= PROBLEM DETAILS =
Would you please copy every line below that includes the string "Weiterarbeit"?

(Records from a data source)
-=-=-
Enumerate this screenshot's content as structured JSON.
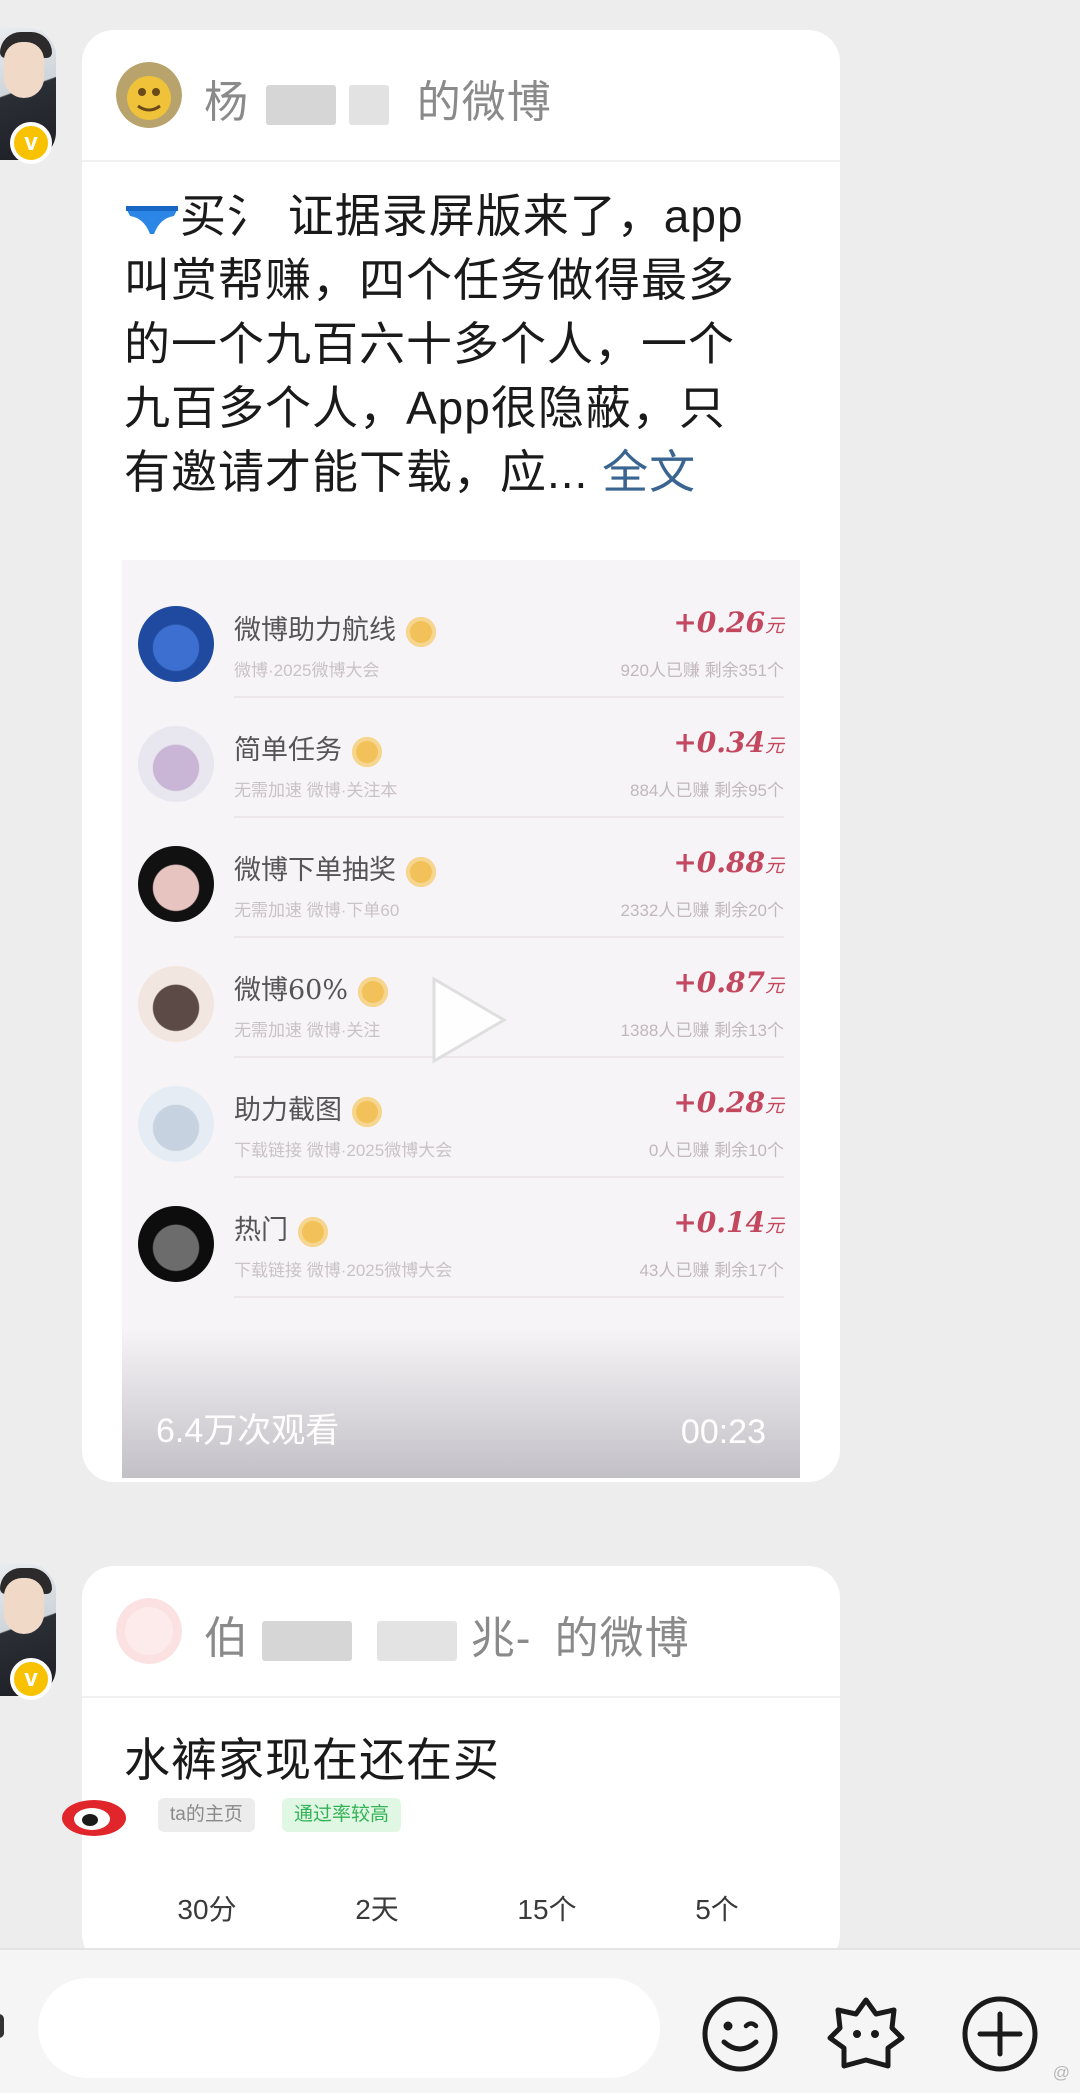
{
  "messages": [
    {
      "source_name_prefix": "杨",
      "source_name_suffix": "的微博",
      "post_text_lines": [
        "买氵 证据录屏版来了，app",
        "叫赏帮赚，四个任务做得最多",
        "的一个九百六十多个人，一个",
        "九百多个人，App很隐蔽，只",
        "有邀请才能下载，应..."
      ],
      "full_text_link": "全文",
      "video": {
        "views": "6.4万次观看",
        "duration": "00:23",
        "rows": [
          {
            "title": "微博助力航线",
            "price": "+0.26",
            "unit": "元",
            "sub_left": "微博·2025微博大会",
            "sub_right": "920人已赚  剩余351个"
          },
          {
            "title": "简单任务",
            "price": "+0.34",
            "unit": "元",
            "sub_left": "无需加速   微博·关注本",
            "sub_right": "884人已赚  剩余95个"
          },
          {
            "title": "微博下单抽奖",
            "price": "+0.88",
            "unit": "元",
            "sub_left": "无需加速   微博·下单60",
            "sub_right": "2332人已赚  剩余20个"
          },
          {
            "title": "微博60%",
            "price": "+0.87",
            "unit": "元",
            "sub_left": "无需加速   微博·关注",
            "sub_right": "1388人已赚  剩余13个"
          },
          {
            "title": "助力截图",
            "price": "+0.28",
            "unit": "元",
            "sub_left": "下载链接   微博·2025微博大会",
            "sub_right": "0人已赚  剩余10个"
          },
          {
            "title": "热门",
            "price": "+0.14",
            "unit": "元",
            "sub_left": "下载链接   微博·2025微博大会",
            "sub_right": "43人已赚  剩余17个"
          }
        ]
      }
    },
    {
      "source_name_prefix": "伯",
      "source_name_mid": "兆-",
      "source_name_suffix": "的微博",
      "post_text_lines": [
        "水裤家现在还在买"
      ],
      "tags": {
        "home": "ta的主页",
        "rate": "通过率较高"
      },
      "stats": [
        "30分",
        "2天",
        "15个",
        "5个"
      ]
    }
  ],
  "input_bar": {
    "icons": [
      "emoji-icon",
      "sticker-icon",
      "add-icon"
    ]
  },
  "watermark": "@"
}
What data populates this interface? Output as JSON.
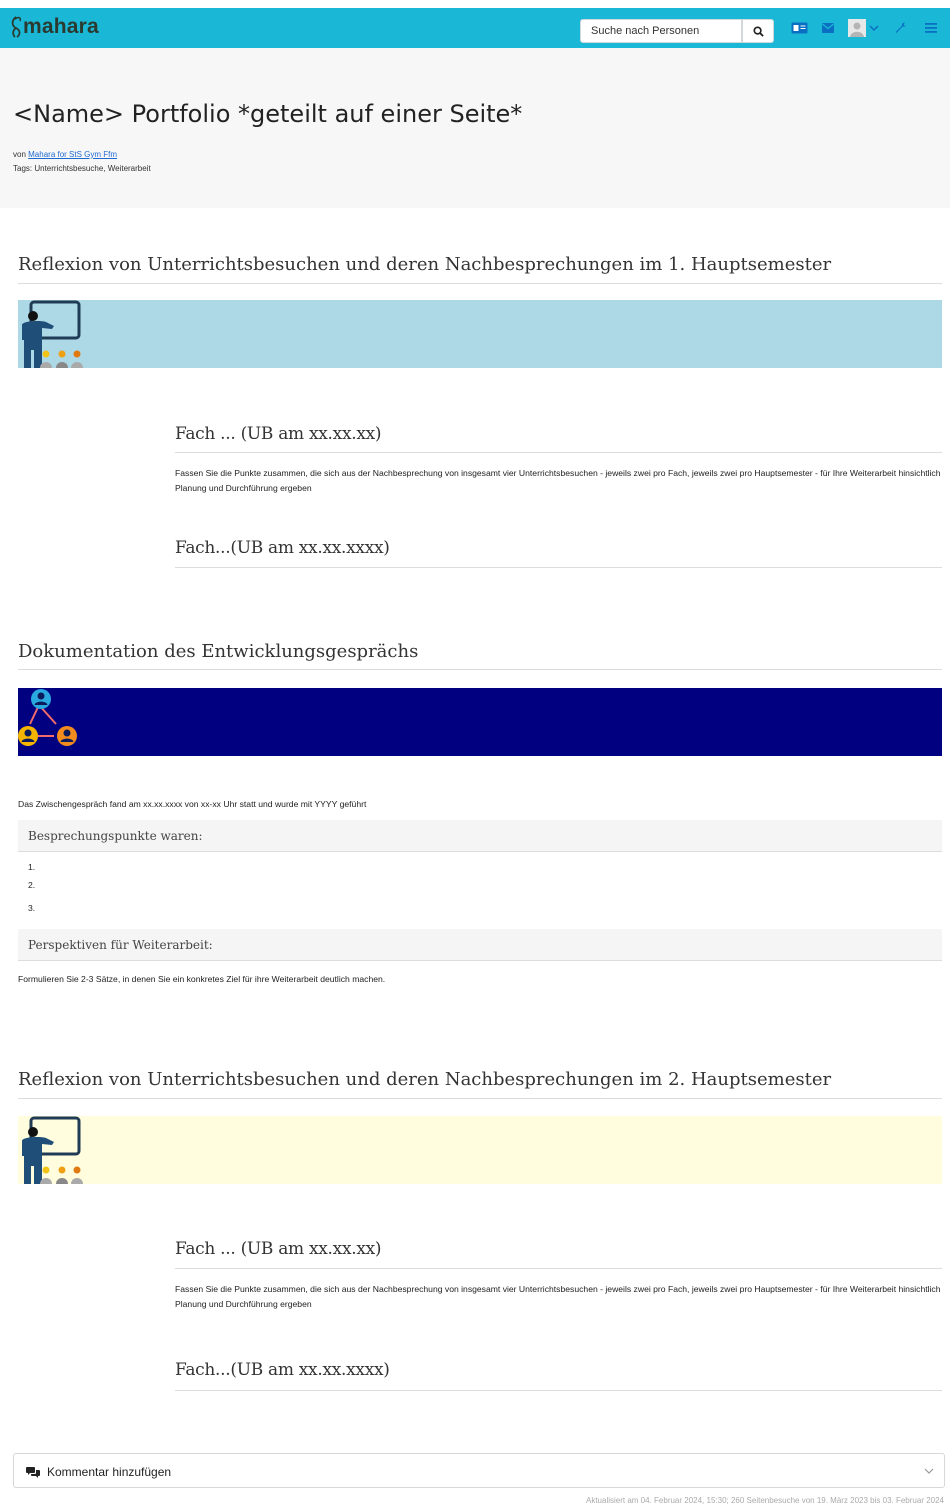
{
  "app": {
    "logo_text": "mahara",
    "brand_color": "#1ab8d6"
  },
  "navbar": {
    "search": {
      "placeholder": "Suche nach Personen"
    },
    "icons": [
      "search-icon",
      "id-card-icon",
      "mail-icon",
      "user-avatar-icon",
      "chevron-down-icon",
      "wrench-icon",
      "hamburger-menu-icon"
    ]
  },
  "page": {
    "title": "<Name> Portfolio *geteilt auf einer Seite*",
    "byline_prefix": "von",
    "author": "Mahara for StS Gym Ffm",
    "tags_text": "Tags: Unterrichtsbesuche, Weiterarbeit"
  },
  "sections": [
    {
      "title": "Reflexion von Unterrichtsbesuchen und deren Nachbesprechungen im 1. Hauptsemester",
      "banner_color": "#add8e6",
      "banner_icon": "teacher-presentation-icon",
      "items": [
        {
          "title": "Fach ... (UB am xx.xx.xx)",
          "text": "Fassen Sie die Punkte zusammen, die sich aus der Nachbesprechung von insgesamt vier Unterrichtsbesuchen - jeweils zwei pro Fach, jeweils zwei pro Hauptsemester -  für Ihre Weiterarbeit hinsichtlich Planung und Durchführung ergeben"
        },
        {
          "title": "Fach...(UB am xx.xx.xxxx)"
        }
      ]
    },
    {
      "title": "Dokumentation des Entwicklungsgesprächs",
      "banner_color": "#000080",
      "banner_icon": "people-network-icon",
      "intro": "Das Zwischengespräch fand am xx.xx.xxxx von xx-xx Uhr statt und wurde mit YYYY geführt",
      "points_title": "Besprechungspunkte waren:",
      "points": [
        "1.",
        "2.",
        "3."
      ],
      "perspectives_title": "Perspektiven für Weiterarbeit:",
      "perspectives_text": "Formulieren Sie 2-3 Sätze, in denen Sie ein konkretes Ziel für ihre Weiterarbeit deutlich machen."
    },
    {
      "title": "Reflexion von Unterrichtsbesuchen und deren Nachbesprechungen im 2. Hauptsemester",
      "banner_color": "#fffddd",
      "banner_icon": "teacher-presentation-icon",
      "items": [
        {
          "title": "Fach ... (UB am xx.xx.xx)",
          "text": "Fassen Sie die Punkte zusammen, die sich aus der Nachbesprechung von insgesamt vier Unterrichtsbesuchen - jeweils zwei pro Fach, jeweils zwei pro Hauptsemester -  für Ihre Weiterarbeit hinsichtlich Planung und Durchführung ergeben"
        },
        {
          "title": "Fach...(UB am xx.xx.xxxx)"
        }
      ]
    }
  ],
  "comments": {
    "label": "Kommentar hinzufügen"
  },
  "footer": {
    "text": "Aktualisiert am 04. Februar 2024, 15:30; 260 Seitenbesuche von 19. März 2023 bis 03. Februar 2024"
  }
}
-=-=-
= ANSWER SPACE =
    "tags_text": "Tags: Unterrichtsbesuche, Weiterarbeit"
          "text": "Fassen Sie die Punkte zusammen, die sich aus der Nachbesprechung von insgesamt vier Unterrichtsbesuchen - jeweils zwei pro Fach, jeweils zwei pro Hauptsemester -  für Ihre Weiterarbeit hinsichtlich Planung und Durchführung ergeben"
      "perspectives_title": "Perspektiven für Weiterarbeit:",
      "perspectives_text": "Formulieren Sie 2-3 Sätze, in denen Sie ein konkretes Ziel für ihre Weiterarbeit deutlich machen."
          "text": "Fassen Sie die Punkte zusammen, die sich aus der Nachbesprechung von insgesamt vier Unterrichtsbesuchen - jeweils zwei pro Fach, jeweils zwei pro Hauptsemester -  für Ihre Weiterarbeit hinsichtlich Planung und Durchführung ergeben"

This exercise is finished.